I’ve been thinking a lot about privacy since facebook’s Zuckerberg declared that “privacy is over.”
First of all, a little about the ways in which I use social media:
- In the mid-1990s, I posted prolifically my own poetry and writing on at least 3 different “bulletin boards“
- I was an eager early-ish adopter of facebook (most of my friends were still in college and raving about it).
- I’ve participated in Red Cedar Writing Project’s blog, as well as had my own teaching blog and mommy blog.
- I’ve used a variety of photo and video sharing sites for both professional and personal uses
- In short, I am an eager adopter of the idea of creating content online sourced from my own life and expertise.
I think it is important to note the value of words in context.
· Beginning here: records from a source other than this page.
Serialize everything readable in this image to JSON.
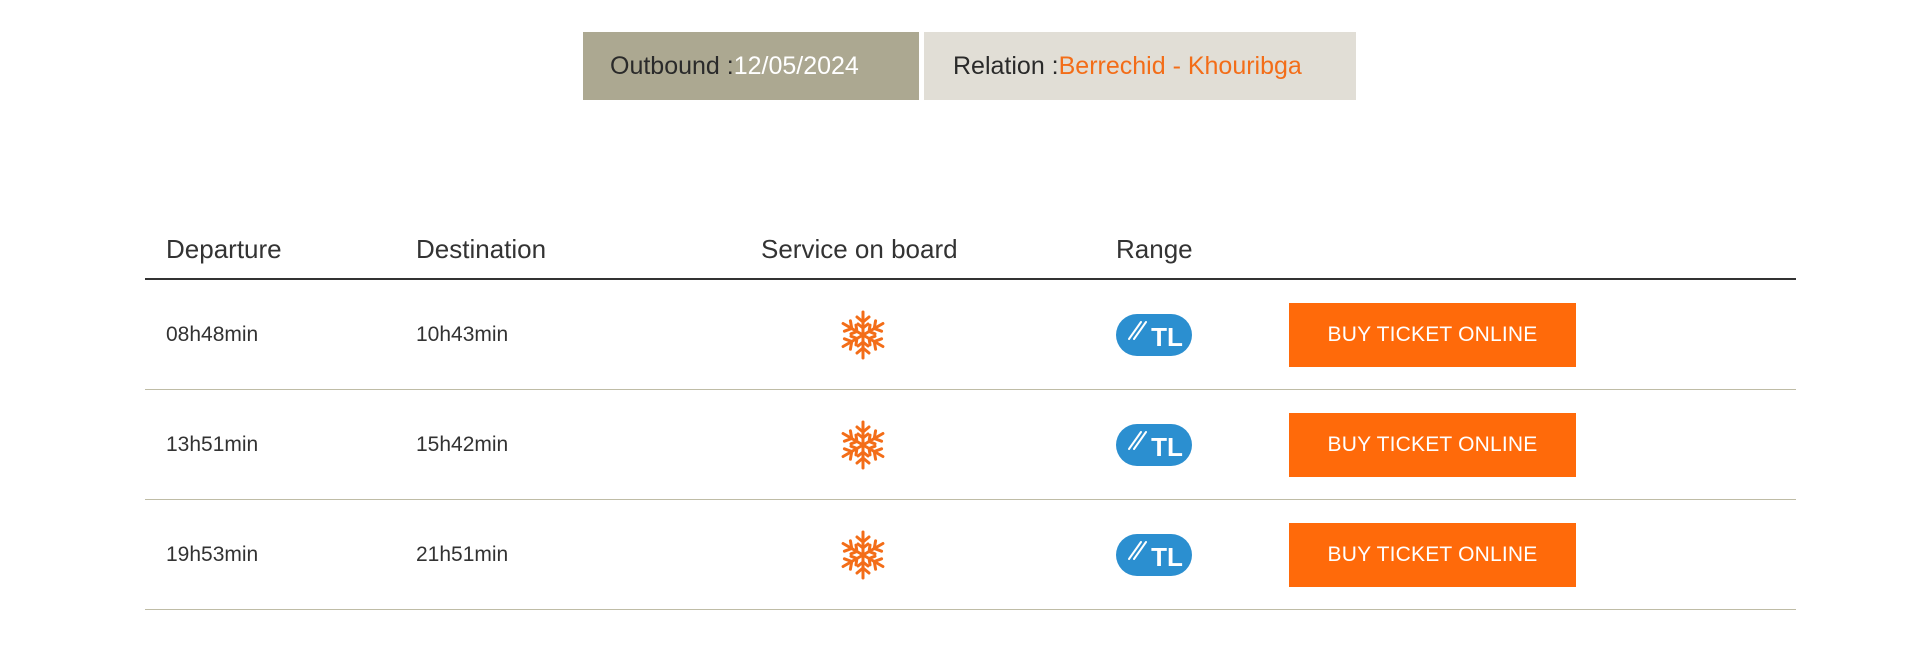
{
  "summary": {
    "outbound_label": "Outbound : ",
    "outbound_date": "12/05/2024",
    "relation_label": "Relation : ",
    "relation_value": "Berrechid - Khouribga"
  },
  "table": {
    "headers": {
      "departure": "Departure",
      "destination": "Destination",
      "service": "Service on board",
      "range": "Range"
    },
    "rows": [
      {
        "departure": "08h48min",
        "destination": "10h43min",
        "service_icon": "air-conditioning-icon",
        "range_badge": "TL",
        "buy_label": "BUY TICKET ONLINE"
      },
      {
        "departure": "13h51min",
        "destination": "15h42min",
        "service_icon": "air-conditioning-icon",
        "range_badge": "TL",
        "buy_label": "BUY TICKET ONLINE"
      },
      {
        "departure": "19h53min",
        "destination": "21h51min",
        "service_icon": "air-conditioning-icon",
        "range_badge": "TL",
        "buy_label": "BUY TICKET ONLINE"
      }
    ]
  },
  "colors": {
    "accent": "#ff6a0a",
    "relation_text": "#f36d18",
    "outbound_bg": "#aca891",
    "relation_bg": "#e1ded6",
    "badge": "#2b8fd0"
  }
}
While this is often used as an excuse (i.e.”That statement was taken out of context,”), I do believe that context is important. A social event at a bar with close friends will elicit different statements than a keynote speech at a large convention. We have different standards for what we say and what we find acceptable depending on the context. For me, facebook began as a purely social context and I was uncomfortable when my students joined, friended me, and then harassed me about ignoring their requests (here’s a great response on why teachers SHOULD friend their students). What I’ve come to recognize is that, for me, while I don’t feel I have anything to hide on my facebook page, I had better double-check every tweet, status update, blog post, etc to make sure that I am representing myself online as I am offline. That is to say: I need to be authentic no matter what the medium. People will surely disagree with some, most, or all of my opinions that I scatter about the interweb and the coffee shop, but whether or not I cause dissent is not my main concern. My main concern is that I conduct myself in a way that causes no harm (to myself or to others), no matter where I am, no matter who is watching.
Unfortunately for Adolescent Andrea, the standards to which I held myself are far different than the ones which I toe today. Adolescent Andrea thought that if someone had a problem with her writing or posts (no matter how embarrassing) that was their problem, not hers. Adolescent Andrea didn’t care who knew what about her shenanigans, and Grown-up Andrea is a little red-faced about slivers of conduct back in her college days. Of course, I’m a mom now, a professional, with a career and I don’t go about partying until the wee hours as I once did.
But I worry for those students who had once tried to friend me on facebook: I didn’t want to see the pictures of them partying or kissing their significant others. Now that embarrassing pictures are search-able, burned forever onto the network, I worry that our reality culture, our navel-gazing “What are you doing now?” culture will entice a whole generation of teenagers to gleefully post things that they will later regret. I know I would have. Thank goodness that those teenage angst poems aren’t easily found from my bulletin board days. I shudder. Additionally, I don’t post pictures of my kids in public forums generally because I believe that they have their own decisions to make about their privacy when they get older. I don’t want to have made that decision for them.
In the end, I really like my privacy. I like segmenting my networks into different levels of intimacy that I share with my fellows in those networks. But I sometimes wonder if I am swimming against the tide on this one.
So: do you friend your students? Your parents? How do you decide what to post about yourself? About others? What about pictures? How do you view your privacy online? Does the context of the social network change how you interact with it?